I remember bits and pieces of both my daughters’ births, but they are fuzzy, like pieces of a dream. Yet I distinctly remember Emma coming to the hospital to meet Phoebe for the first time. She was wearing a white shirt with green and yellow butterflies. My mom had put a green bow in her hair, along with a bunch of bobby pins “to keep it in place.”

As she stood peering into the bassinet, her face a mixture of curiosity and skepticism, I remember thinking: Emma looks enormous. Like Alice in Wonderland kind of huge. I turned to Phil and before I could even speak he leaned over and whispered, “Yeah she looks 12 feet tall. It’s freaking me out.”

Maybe it’s the things that feel out of place that stick. The mind’s way of making sense of a new reality, turning it over and upside down like a Rubik’s Cube. Maybe those are the things that float around until the brain finds the right compartment to place it in. But for some things, there is no compartment. So the brain gives up, and the memory just keeps on floating in and out of the consciousness.

This is not a scientific theory. It is a Jessie Theory (which is decidedly un-scientific).

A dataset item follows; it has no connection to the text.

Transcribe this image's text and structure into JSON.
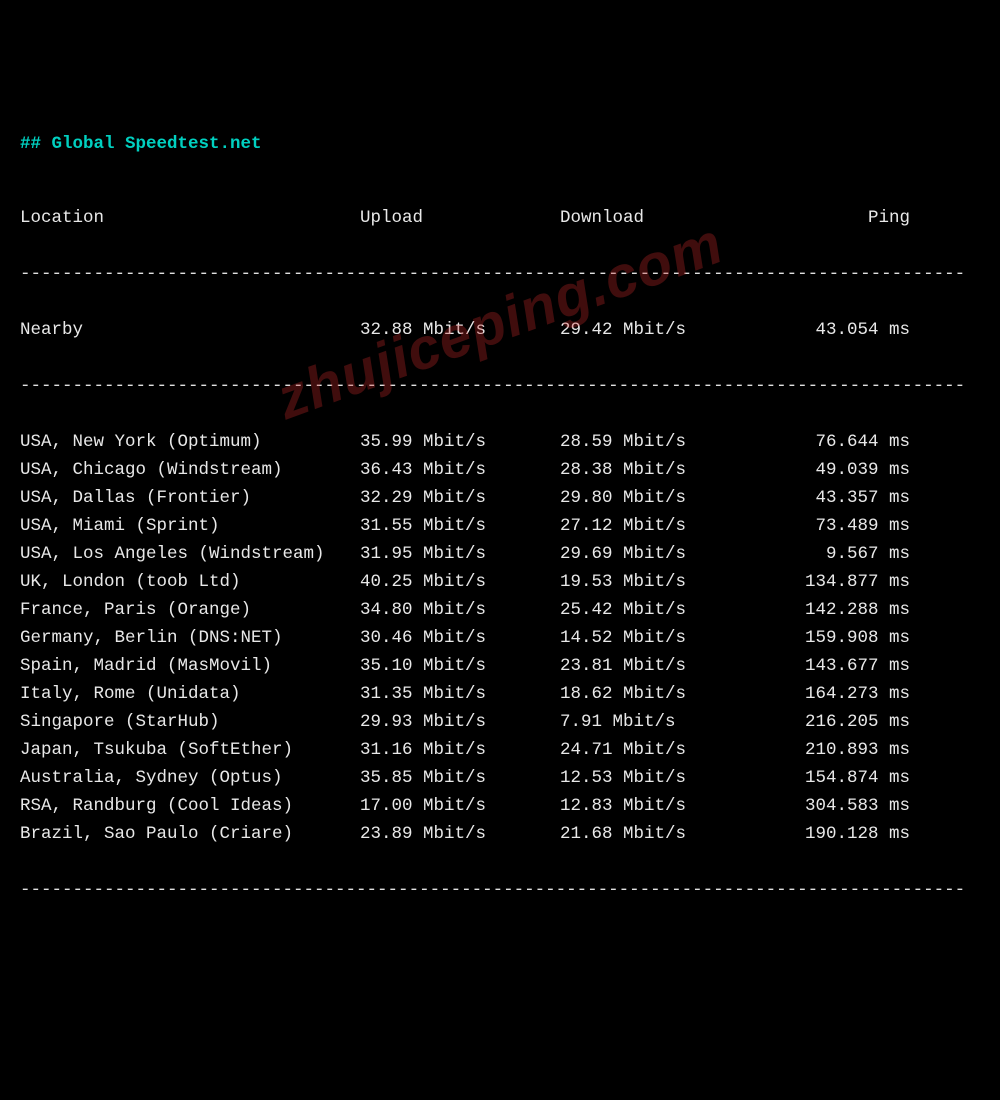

I just finished reading Patricia Hampl’s I Could Tell You Stories: Sojourns in the Land of Memory. In the essay entitled “Memory and Imagination,” she writes:

We store in memory only images of value. The value may be lost over the passage of time, but that’s the implacable judgment of feeling: This, we say somewhere within us, is something I’m hanging onto. And, of course, often we cleave to things because they posses heavy negative charges. Pain has strong arms.

Pain has strong arms.

There is a planet of regret that accompanies my final memory of Aunt Terry. It can be all-consuming, suffocating – crushing all other thoughts of her with its hugeness. But now, almost four years later, I am beginning to feel a shift – a making way, making room for other memories to surface.

Aunt Terry made PB & J on white bread with peanut butter on both sides so it sealed in the grape jelly, preventing sogginess. Her iced tea was perfectly sweet. She loved to play games -Spoons, Jenga, Outburst- and she played to win. She liked to dance, anywhere, anytime. We both snort when we laugh. She taught me how to tie the perfect bow for a Christmas wreath. She could eat just one cookie. She laughed at my jokes. I would do anything to make her laugh. I miss the sound of her voice saying my name.

In her memoir The Long Goodbye, Meghan O’Rourke writes about grief:

It’s not a question of getting over it or healing. No; it’s a question of learning to live with this transformation. For the loss is transformative, in good ways and bad, a tangle of change that cannot be threaded into the usual narrative spools. It is too central for that. It’s not an emergence from the cocoon, but a tree growing around an obstruction.

As time marches on, I pray that more memories will continue to bubble to the surface. That I will learn to grow around what I didn’t do, or what didn’t happen, of what wasn’t. I want to grow with tall branches toward the light of what did happen. Of what was.